[Website and app data records]

-- Opening Marker --

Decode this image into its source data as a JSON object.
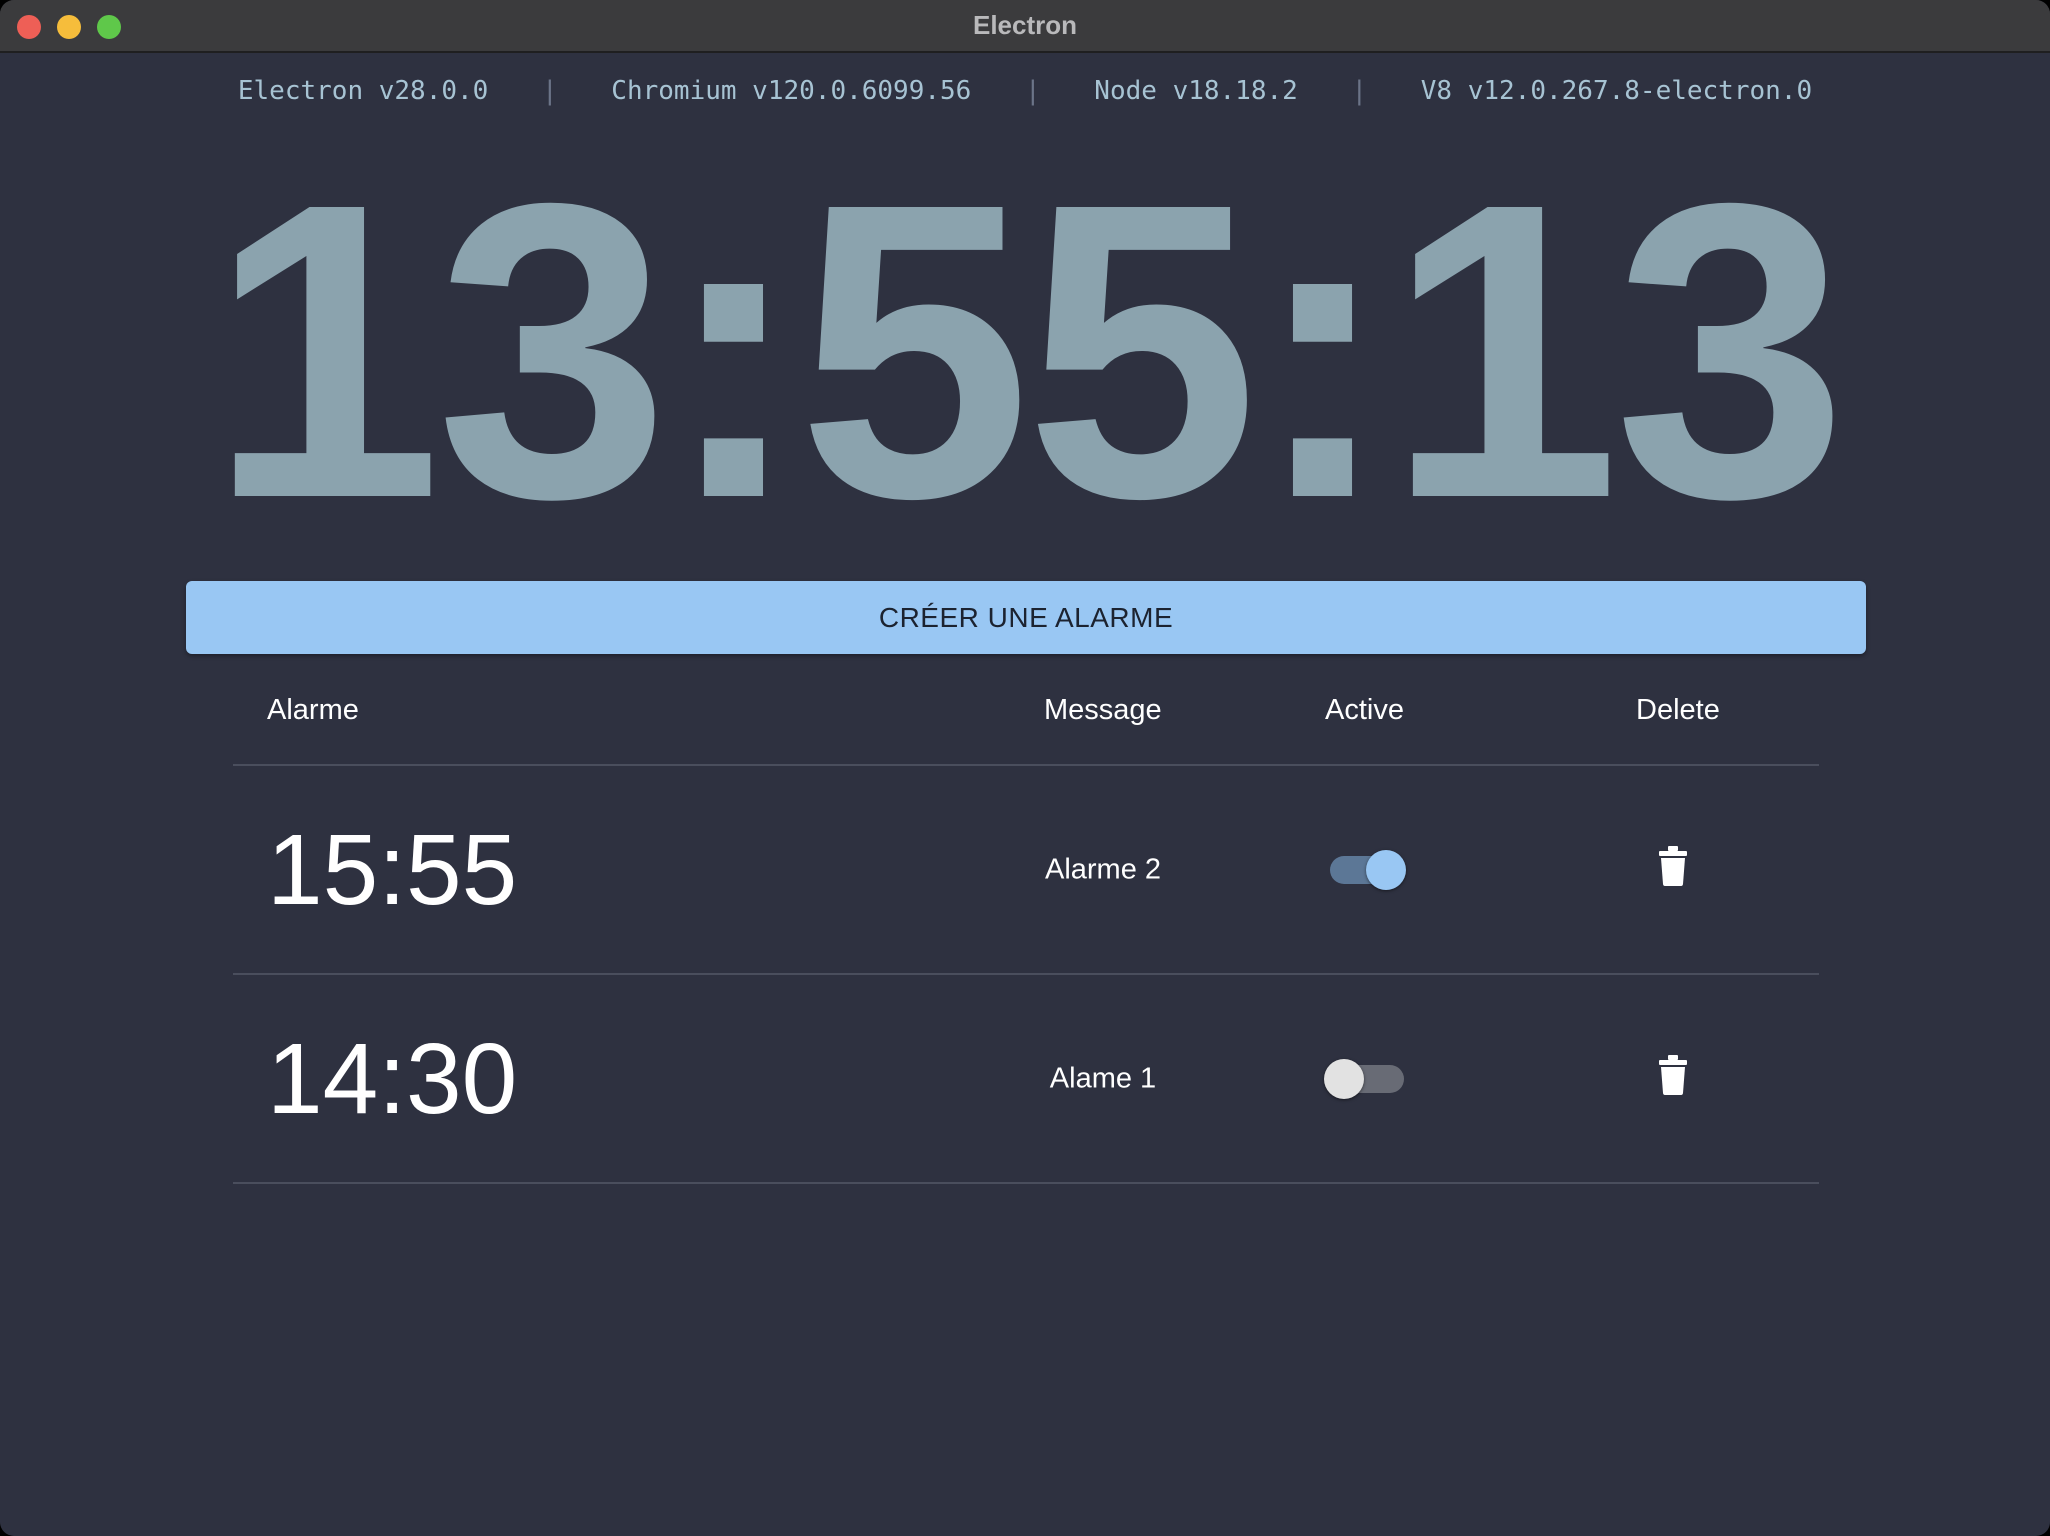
{
  "window": {
    "title": "Electron"
  },
  "versions": {
    "electron": "Electron v28.0.0",
    "chromium": "Chromium v120.0.6099.56",
    "node": "Node v18.18.2",
    "v8": "V8 v12.0.267.8-electron.0"
  },
  "clock": {
    "time": "13:55:13"
  },
  "create_button": {
    "label": "CRÉER UNE ALARME"
  },
  "table": {
    "headers": {
      "alarm": "Alarme",
      "message": "Message",
      "active": "Active",
      "delete": "Delete"
    },
    "rows": [
      {
        "time": "15:55",
        "message": "Alarme 2",
        "active": true
      },
      {
        "time": "14:30",
        "message": "Alame 1",
        "active": false
      }
    ]
  },
  "icons": {
    "delete": "trash-icon",
    "window_controls": [
      "close-icon",
      "minimize-icon",
      "maximize-icon"
    ]
  },
  "colors": {
    "background": "#2e3140",
    "accent": "#99c7f3",
    "clock": "#8ba3ae",
    "versions": "#a7c3d3"
  }
}
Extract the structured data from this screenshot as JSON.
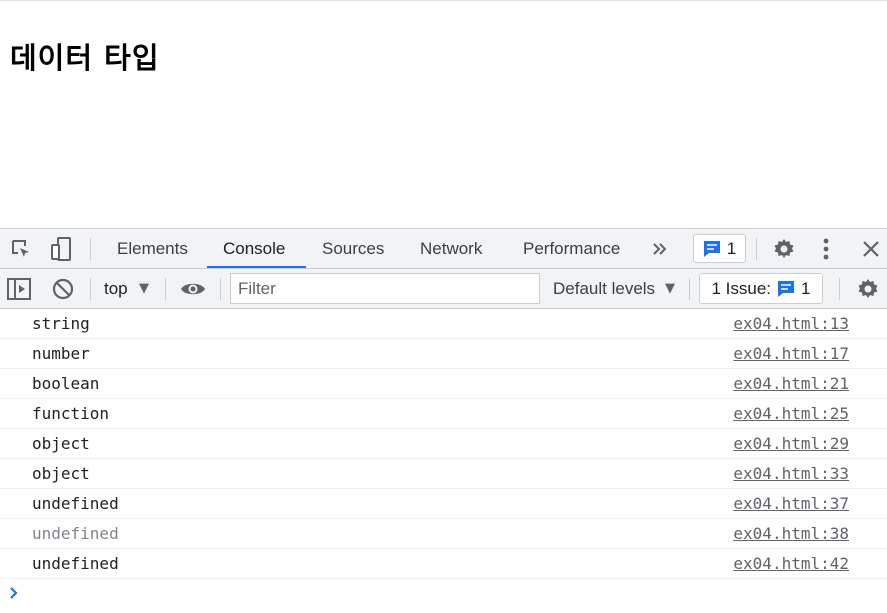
{
  "page": {
    "heading": "데이터 타입"
  },
  "devtools": {
    "tabs": [
      {
        "label": "Elements"
      },
      {
        "label": "Console"
      },
      {
        "label": "Sources"
      },
      {
        "label": "Network"
      },
      {
        "label": "Performance"
      }
    ],
    "active_tab": "Console",
    "message_count": "1",
    "toolbar": {
      "context": "top",
      "filter_placeholder": "Filter",
      "levels": "Default levels",
      "issue_label": "1 Issue:",
      "issue_count": "1"
    },
    "console_rows": [
      {
        "text": "string",
        "source": "ex04.html:13"
      },
      {
        "text": "number",
        "source": "ex04.html:17"
      },
      {
        "text": "boolean",
        "source": "ex04.html:21"
      },
      {
        "text": "function",
        "source": "ex04.html:25"
      },
      {
        "text": "object",
        "source": "ex04.html:29"
      },
      {
        "text": "object",
        "source": "ex04.html:33"
      },
      {
        "text": "undefined",
        "source": "ex04.html:37"
      },
      {
        "text": "undefined",
        "source": "ex04.html:38",
        "dimmed": true
      },
      {
        "text": "undefined",
        "source": "ex04.html:42"
      }
    ],
    "colors": {
      "accent": "#1a73e8",
      "badge_icon": "#1a73e8"
    }
  }
}
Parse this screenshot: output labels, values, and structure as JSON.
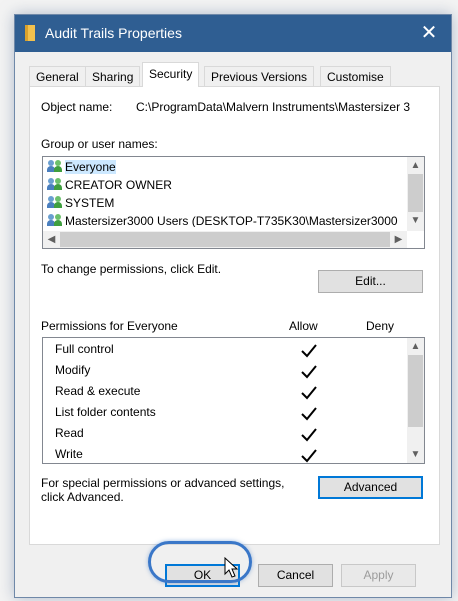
{
  "window": {
    "title": "Audit Trails Properties",
    "close_glyph": "✕"
  },
  "tabs": [
    {
      "label": "General"
    },
    {
      "label": "Sharing"
    },
    {
      "label": "Security"
    },
    {
      "label": "Previous Versions"
    },
    {
      "label": "Customise"
    }
  ],
  "active_tab": "Security",
  "object": {
    "label": "Object name:",
    "value": "C:\\ProgramData\\Malvern Instruments\\Mastersizer 3"
  },
  "groups": {
    "label": "Group or user names:",
    "items": [
      {
        "name": "Everyone",
        "selected": true
      },
      {
        "name": "CREATOR OWNER",
        "selected": false
      },
      {
        "name": "SYSTEM",
        "selected": false
      },
      {
        "name": "Mastersizer3000 Users (DESKTOP-T735K30\\Mastersizer3000",
        "selected": false
      }
    ]
  },
  "change_hint": "To change permissions, click Edit.",
  "edit_button": "Edit...",
  "permissions": {
    "header": "Permissions for Everyone",
    "allow_label": "Allow",
    "deny_label": "Deny",
    "rows": [
      {
        "name": "Full control",
        "allow": true,
        "deny": false
      },
      {
        "name": "Modify",
        "allow": true,
        "deny": false
      },
      {
        "name": "Read & execute",
        "allow": true,
        "deny": false
      },
      {
        "name": "List folder contents",
        "allow": true,
        "deny": false
      },
      {
        "name": "Read",
        "allow": true,
        "deny": false
      },
      {
        "name": "Write",
        "allow": true,
        "deny": false
      }
    ]
  },
  "special_hint_line1": "For special permissions or advanced settings,",
  "special_hint_line2": "click Advanced.",
  "advanced_button": "Advanced",
  "footer": {
    "ok": "OK",
    "cancel": "Cancel",
    "apply": "Apply"
  },
  "colors": {
    "titlebar": "#2f5e92",
    "focus": "#0078d7",
    "selection": "#cce8ff",
    "annotation": "#3a77c8"
  },
  "icons": {
    "title": "folder-icon",
    "user": "user-group-icon",
    "check": "checkmark-icon",
    "cursor": "mouse-pointer-icon"
  }
}
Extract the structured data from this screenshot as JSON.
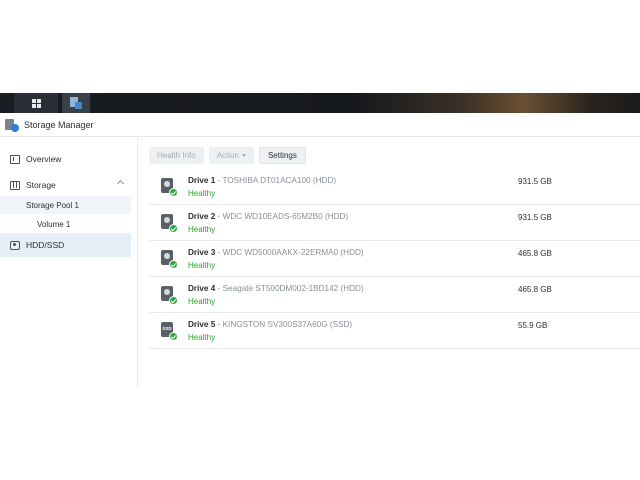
{
  "window": {
    "title": "Storage Manager"
  },
  "sidebar": {
    "items": [
      {
        "label": "Overview"
      },
      {
        "label": "Storage"
      },
      {
        "label": "Storage Pool 1"
      },
      {
        "label": "Volume 1"
      },
      {
        "label": "HDD/SSD"
      }
    ]
  },
  "toolbar": {
    "health_info": "Health Info",
    "action": "Action",
    "settings": "Settings"
  },
  "drives": [
    {
      "name": "Drive 1",
      "sep": " - ",
      "model": "TOSHIBA DT01ACA100 (HDD)",
      "status": "Healthy",
      "capacity": "931.5 GB",
      "type": "HDD"
    },
    {
      "name": "Drive 2",
      "sep": " - ",
      "model": "WDC WD10EADS-65M2B0 (HDD)",
      "status": "Healthy",
      "capacity": "931.5 GB",
      "type": "HDD"
    },
    {
      "name": "Drive 3",
      "sep": " - ",
      "model": "WDC WD5000AAKX-22ERMA0 (HDD)",
      "status": "Healthy",
      "capacity": "465.8 GB",
      "type": "HDD"
    },
    {
      "name": "Drive 4",
      "sep": " - ",
      "model": "Seagate ST500DM002-1BD142 (HDD)",
      "status": "Healthy",
      "capacity": "465.8 GB",
      "type": "HDD"
    },
    {
      "name": "Drive 5",
      "sep": " - ",
      "model": "KINGSTON SV300S37A60G (SSD)",
      "status": "Healthy",
      "capacity": "55.9 GB",
      "type": "SSD",
      "icon_text": "SSD"
    }
  ],
  "colors": {
    "healthy": "#2aa12f",
    "accent": "#2f7fd4"
  },
  "icons": {
    "taskbar_main": "grid-icon",
    "taskbar_app": "storage-manager-icon"
  }
}
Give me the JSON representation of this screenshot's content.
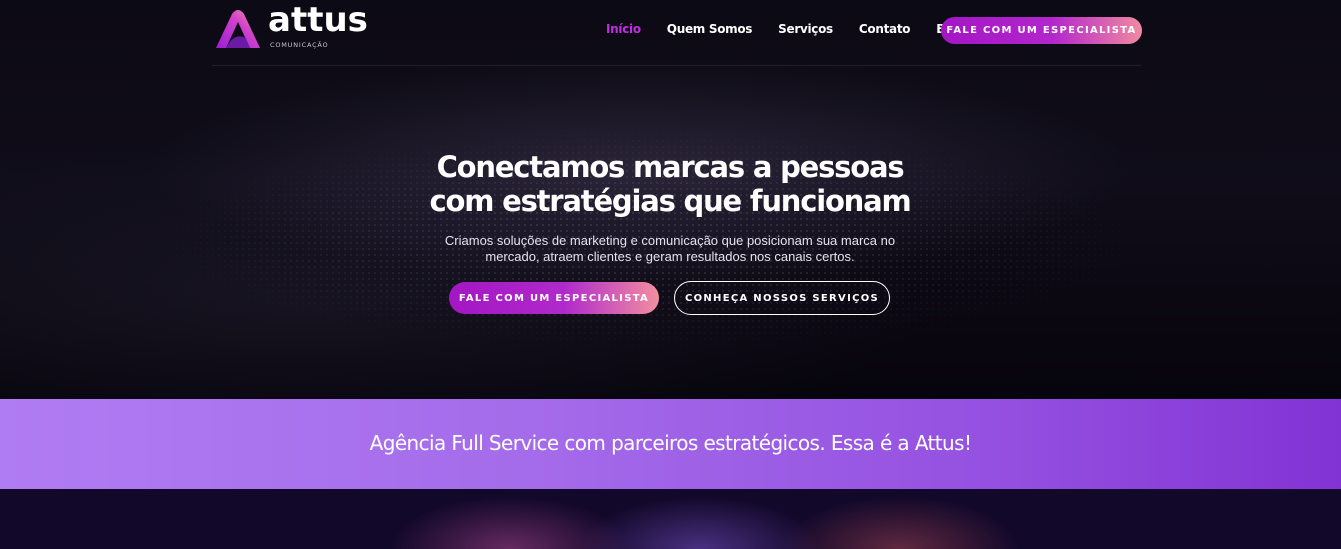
{
  "brand": {
    "name": "attus",
    "tagline": "COMUNICAÇÃO",
    "colors": {
      "accent": "#c02ee0",
      "gradient_start": "#a316c4",
      "gradient_end": "#f08aa0",
      "banner": "#a46bea"
    }
  },
  "nav": {
    "items": [
      {
        "label": "Início",
        "active": true
      },
      {
        "label": "Quem Somos",
        "active": false
      },
      {
        "label": "Serviços",
        "active": false
      },
      {
        "label": "Contato",
        "active": false
      },
      {
        "label": "Blog",
        "active": false
      }
    ],
    "cta_label": "FALE COM UM ESPECIALISTA"
  },
  "hero": {
    "title_line1": "Conectamos marcas a pessoas",
    "title_line2": "com estratégias que funcionam",
    "description_line1": "Criamos soluções de marketing e comunicação que posicionam sua marca no",
    "description_line2": "mercado, atraem clientes e geram resultados nos canais certos.",
    "primary_button": "FALE COM UM ESPECIALISTA",
    "secondary_button": "CONHEÇA NOSSOS SERVIÇOS"
  },
  "banner": {
    "text": "Agência Full Service com parceiros estratégicos. Essa é a Attus!"
  }
}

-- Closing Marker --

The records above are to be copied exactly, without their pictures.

Decode this image into its source data as a JSON object.
{
  "window": {
    "title": "Electron"
  },
  "versions": {
    "electron": "Electron v28.0.0",
    "chromium": "Chromium v120.0.6099.56",
    "node": "Node v18.18.2",
    "v8": "V8 v12.0.267.8-electron.0"
  },
  "clock": {
    "time": "13:55:13"
  },
  "create_button": {
    "label": "CRÉER UNE ALARME"
  },
  "table": {
    "headers": {
      "alarm": "Alarme",
      "message": "Message",
      "active": "Active",
      "delete": "Delete"
    },
    "rows": [
      {
        "time": "15:55",
        "message": "Alarme 2",
        "active": true
      },
      {
        "time": "14:30",
        "message": "Alame 1",
        "active": false
      }
    ]
  },
  "icons": {
    "delete": "trash-icon",
    "window_controls": [
      "close-icon",
      "minimize-icon",
      "maximize-icon"
    ]
  },
  "colors": {
    "background": "#2e3140",
    "accent": "#99c7f3",
    "clock": "#8ba3ae",
    "versions": "#a7c3d3"
  }
}
Extract the structured data from this screenshot as JSON.
{
  "page": {
    "heading": "데이터 타입"
  },
  "devtools": {
    "tabs": [
      {
        "label": "Elements"
      },
      {
        "label": "Console"
      },
      {
        "label": "Sources"
      },
      {
        "label": "Network"
      },
      {
        "label": "Performance"
      }
    ],
    "active_tab": "Console",
    "message_count": "1",
    "toolbar": {
      "context": "top",
      "filter_placeholder": "Filter",
      "levels": "Default levels",
      "issue_label": "1 Issue:",
      "issue_count": "1"
    },
    "console_rows": [
      {
        "text": "string",
        "source": "ex04.html:13"
      },
      {
        "text": "number",
        "source": "ex04.html:17"
      },
      {
        "text": "boolean",
        "source": "ex04.html:21"
      },
      {
        "text": "function",
        "source": "ex04.html:25"
      },
      {
        "text": "object",
        "source": "ex04.html:29"
      },
      {
        "text": "object",
        "source": "ex04.html:33"
      },
      {
        "text": "undefined",
        "source": "ex04.html:37"
      },
      {
        "text": "undefined",
        "source": "ex04.html:38",
        "dimmed": true
      },
      {
        "text": "undefined",
        "source": "ex04.html:42"
      }
    ],
    "colors": {
      "accent": "#1a73e8",
      "badge_icon": "#1a73e8"
    }
  }
}
Parse this screenshot: output labels, values, and structure as JSON.
{
  "window": {
    "title": "Audit Trails Properties",
    "close_glyph": "✕"
  },
  "tabs": [
    {
      "label": "General"
    },
    {
      "label": "Sharing"
    },
    {
      "label": "Security"
    },
    {
      "label": "Previous Versions"
    },
    {
      "label": "Customise"
    }
  ],
  "active_tab": "Security",
  "object": {
    "label": "Object name:",
    "value": "C:\\ProgramData\\Malvern Instruments\\Mastersizer 3"
  },
  "groups": {
    "label": "Group or user names:",
    "items": [
      {
        "name": "Everyone",
        "selected": true
      },
      {
        "name": "CREATOR OWNER",
        "selected": false
      },
      {
        "name": "SYSTEM",
        "selected": false
      },
      {
        "name": "Mastersizer3000 Users (DESKTOP-T735K30\\Mastersizer3000",
        "selected": false
      }
    ]
  },
  "change_hint": "To change permissions, click Edit.",
  "edit_button": "Edit...",
  "permissions": {
    "header": "Permissions for Everyone",
    "allow_label": "Allow",
    "deny_label": "Deny",
    "rows": [
      {
        "name": "Full control",
        "allow": true,
        "deny": false
      },
      {
        "name": "Modify",
        "allow": true,
        "deny": false
      },
      {
        "name": "Read & execute",
        "allow": true,
        "deny": false
      },
      {
        "name": "List folder contents",
        "allow": true,
        "deny": false
      },
      {
        "name": "Read",
        "allow": true,
        "deny": false
      },
      {
        "name": "Write",
        "allow": true,
        "deny": false
      }
    ]
  },
  "special_hint_line1": "For special permissions or advanced settings,",
  "special_hint_line2": "click Advanced.",
  "advanced_button": "Advanced",
  "footer": {
    "ok": "OK",
    "cancel": "Cancel",
    "apply": "Apply"
  },
  "colors": {
    "titlebar": "#2f5e92",
    "focus": "#0078d7",
    "selection": "#cce8ff",
    "annotation": "#3a77c8"
  },
  "icons": {
    "title": "folder-icon",
    "user": "user-group-icon",
    "check": "checkmark-icon",
    "cursor": "mouse-pointer-icon"
  }
}
Extract the structured data from this screenshot as JSON.
{
  "window": {
    "title": "Storage Manager"
  },
  "sidebar": {
    "items": [
      {
        "label": "Overview"
      },
      {
        "label": "Storage"
      },
      {
        "label": "Storage Pool 1"
      },
      {
        "label": "Volume 1"
      },
      {
        "label": "HDD/SSD"
      }
    ]
  },
  "toolbar": {
    "health_info": "Health Info",
    "action": "Action",
    "settings": "Settings"
  },
  "drives": [
    {
      "name": "Drive 1",
      "sep": " - ",
      "model": "TOSHIBA DT01ACA100 (HDD)",
      "status": "Healthy",
      "capacity": "931.5 GB",
      "type": "HDD"
    },
    {
      "name": "Drive 2",
      "sep": " - ",
      "model": "WDC WD10EADS-65M2B0 (HDD)",
      "status": "Healthy",
      "capacity": "931.5 GB",
      "type": "HDD"
    },
    {
      "name": "Drive 3",
      "sep": " - ",
      "model": "WDC WD5000AAKX-22ERMA0 (HDD)",
      "status": "Healthy",
      "capacity": "465.8 GB",
      "type": "HDD"
    },
    {
      "name": "Drive 4",
      "sep": " - ",
      "model": "Seagate ST500DM002-1BD142 (HDD)",
      "status": "Healthy",
      "capacity": "465.8 GB",
      "type": "HDD"
    },
    {
      "name": "Drive 5",
      "sep": " - ",
      "model": "KINGSTON SV300S37A60G (SSD)",
      "status": "Healthy",
      "capacity": "55.9 GB",
      "type": "SSD",
      "icon_text": "SSD"
    }
  ],
  "colors": {
    "healthy": "#2aa12f",
    "accent": "#2f7fd4"
  },
  "icons": {
    "taskbar_main": "grid-icon",
    "taskbar_app": "storage-manager-icon"
  }
}
Give me the JSON representation of this screenshot's content.
{
  "brand": {
    "name": "attus",
    "tagline": "COMUNICAÇÃO",
    "colors": {
      "accent": "#c02ee0",
      "gradient_start": "#a316c4",
      "gradient_end": "#f08aa0",
      "banner": "#a46bea"
    }
  },
  "nav": {
    "items": [
      {
        "label": "Início",
        "active": true
      },
      {
        "label": "Quem Somos",
        "active": false
      },
      {
        "label": "Serviços",
        "active": false
      },
      {
        "label": "Contato",
        "active": false
      },
      {
        "label": "Blog",
        "active": false
      }
    ],
    "cta_label": "FALE COM UM ESPECIALISTA"
  },
  "hero": {
    "title_line1": "Conectamos marcas a pessoas",
    "title_line2": "com estratégias que funcionam",
    "description_line1": "Criamos soluções de marketing e comunicação que posicionam sua marca no",
    "description_line2": "mercado, atraem clientes e geram resultados nos canais certos.",
    "primary_button": "FALE COM UM ESPECIALISTA",
    "secondary_button": "CONHEÇA NOSSOS SERVIÇOS"
  },
  "banner": {
    "text": "Agência Full Service com parceiros estratégicos. Essa é a Attus!"
  }
}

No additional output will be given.